Six years after a teenage Zambian tailor started using his only sewing machine to make free school uniforms for AIDS orphans, the organization he founded has won the Red Ribbon grand prize of $20,000, part of a new UN effort to honor grassroots generosity on World AIDS Day (Friday). Jonsen Habachimba was 18 when he began sewing free uniforms… Using funds he had generated from his business as a tailor, he provided the uniforms to local AIDS orphans. This year Mboole Rural Development gave uniforms to 41 children so they could continue their education.
Five AIDS activist groups received the new Red Ribbon grand prize in a UN ceremony in Toronto. Another 20 community organizations will get $5,000.
The prize money could mean for Mr. Habachimba that as many as 100 free uniforms could be provided next year, along with free shoes and school books. It will also allow Mboole to buy more sewing machines and train more young people to help do the work.

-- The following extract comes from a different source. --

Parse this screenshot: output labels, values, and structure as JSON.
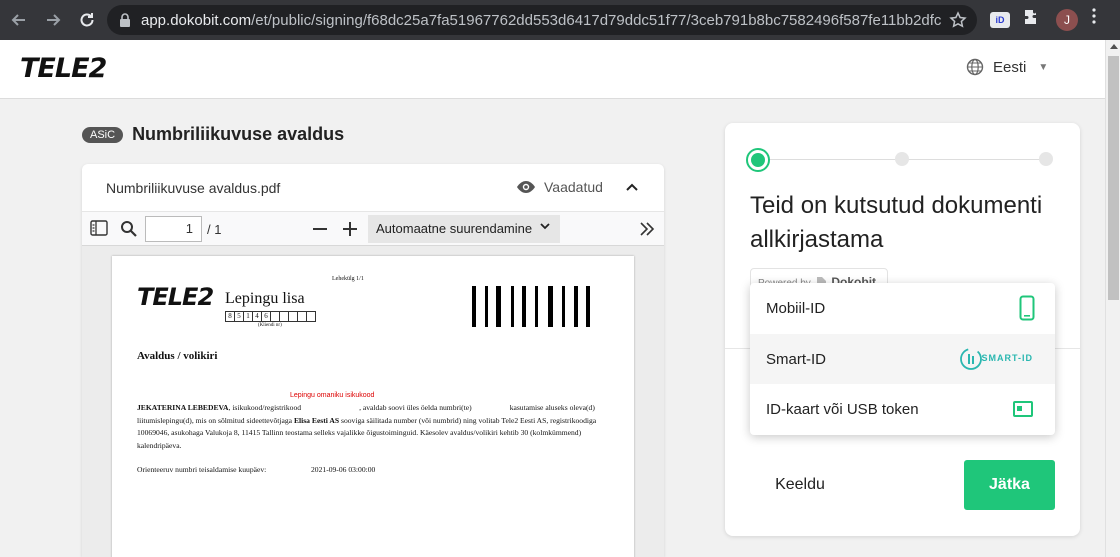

Elhadj As Sy, Director of the UNDP HIV and AIDS Group, hailed the work of Mboole and the other winners as examples of how local groups are tackling the broader public effects of AIDS – such as disrupting education and aggravating poverty – beyond the already enormous impact it has on an individual’s health.
“The work these communities do is inspirational and essential, as halting and reversing the epidemic will require intensified efforts by all actors, and more effective integration of AIDS priorities into wider development efforts,” he said.
The following are the $20,000 winners, by category, of the 2006 Red Ribbon Award:
- For providing access to care, treatment and support for people living with HIV/AIDS: Thai Network of People Living with HIV/AIDS, Thailand
- For addressing stigma and discrimination related to HIV/AIDS:
The All Ukrainian Network of People Living with HIV/AIDS, Ukraine
- For addressing gender inequalities that fuel the HIV/AIDS epidemic:
The Girl Child Network, Zimbabwe
- For promoting HIV/AIDS prevention programmes:
Durjoy Nari Shongo, Bangladesh
- For providing support to children orphaned by AIDS and other vulnerable children: Mboole Rural Development, Zambia
The inaugural winners were selected in August from over 500 nominations from more than 100 countries. The winners were chosen by an international jury that included the former UN High Commissioner for Human Rights Mary Robinson, the UNAIDS Special Representative Crown Princess Mette-Marit of Norway and the actress Naomi Watts.